Price in Philippines: Locally the Asus Radeon R9 270X is currently priced at around Php 10,500.
Asus Radeon R9 270X DirectCU II TOP 2GB Review: Conclusion
After testing and using the Asus Radeon R9 270X for a couple of weeks, I find it to be a good mid-range graphics card. I was able to play most of the games at max settings and still getting decent frame rates (except for Crysis 3). Initially the card was priced higher than $209.99, but now that it has settled to the current price (not to mention you can get one for $199.99), the card’s price vs. performance ratio is quite great actually. Meaning, you are getting the performance (or probably more) for the money that you are paying for this card.

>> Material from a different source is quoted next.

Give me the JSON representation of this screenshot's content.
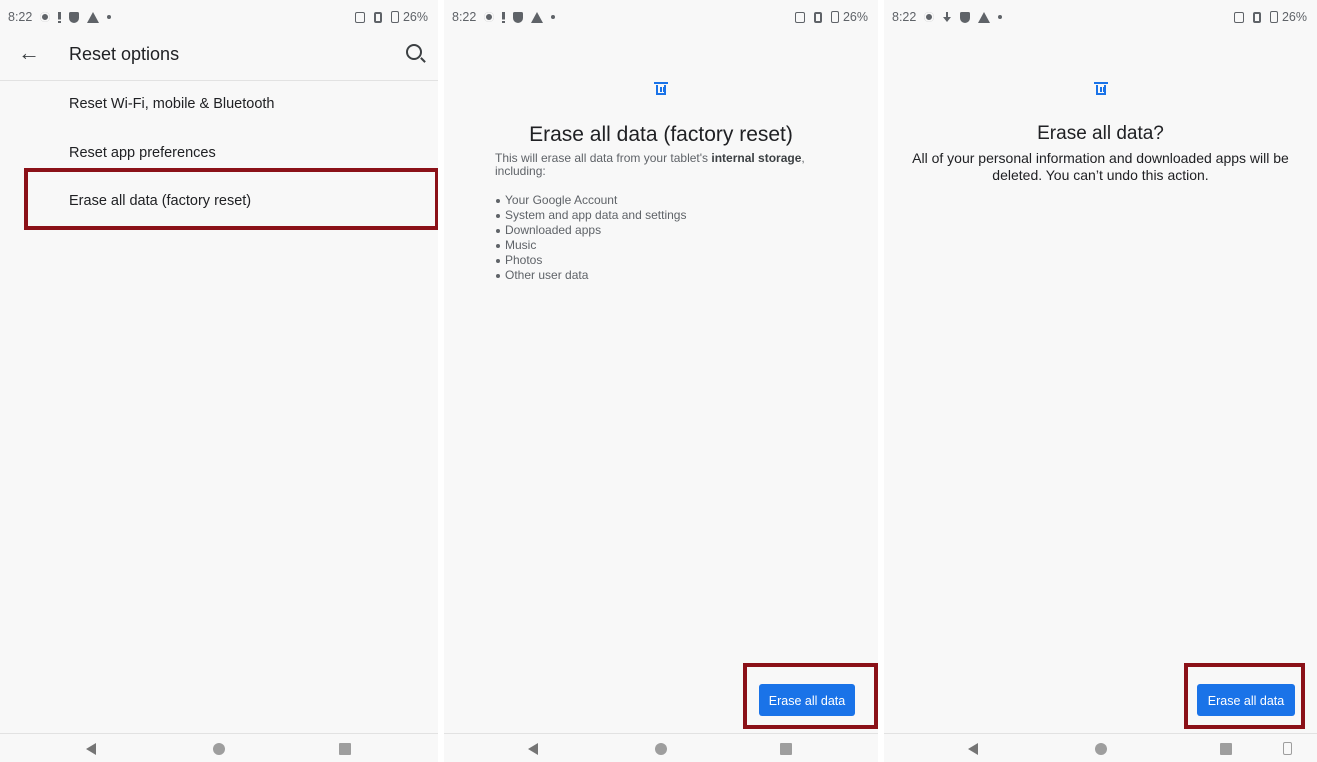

In terms of temperature, once again Asus’ DirectCU II didn’t disappoint me. At full load I was getting around 69° degrees Celsius and the card runs generally quite specially in light to medium load, but not in full fan rotational speed. My only complaint with the cooler is that it was somehow position a little bit further to the right, resulting in a gap between the output ports and the shroud, and the heatsink extending a little bit as well.
In terms of overclocking, I wouldn’t say that this is a graphics card that can overclock well. The sample that I got didn’t overclock much, specially the memory. Is it because Asus is using Elpida instead of SKHynix, or is it that I got a not-so-good sample that can’t overclock well? Anyway, I wouldn’t recommend overclocking for a 24/7 use or even during gaming sessions, since overclocking would result in more heat and higher power consumption.
The Asus Radeon R9 270X is not the best graphics card out there, but for its price you definitely get the performance that you paid for. This is a good graphics card specially for PC gamers who are in a budget, and I would say that it deserves a Highly Recommended award.
Note: This Asus Radeon R9 270X Review was first published on ThePCEnthusiast – Asus Radeon R9 270X DirectCU II TOP 2GB (R9270X-DC2T-2GD5) Review, and was republished with the permission from the original author here.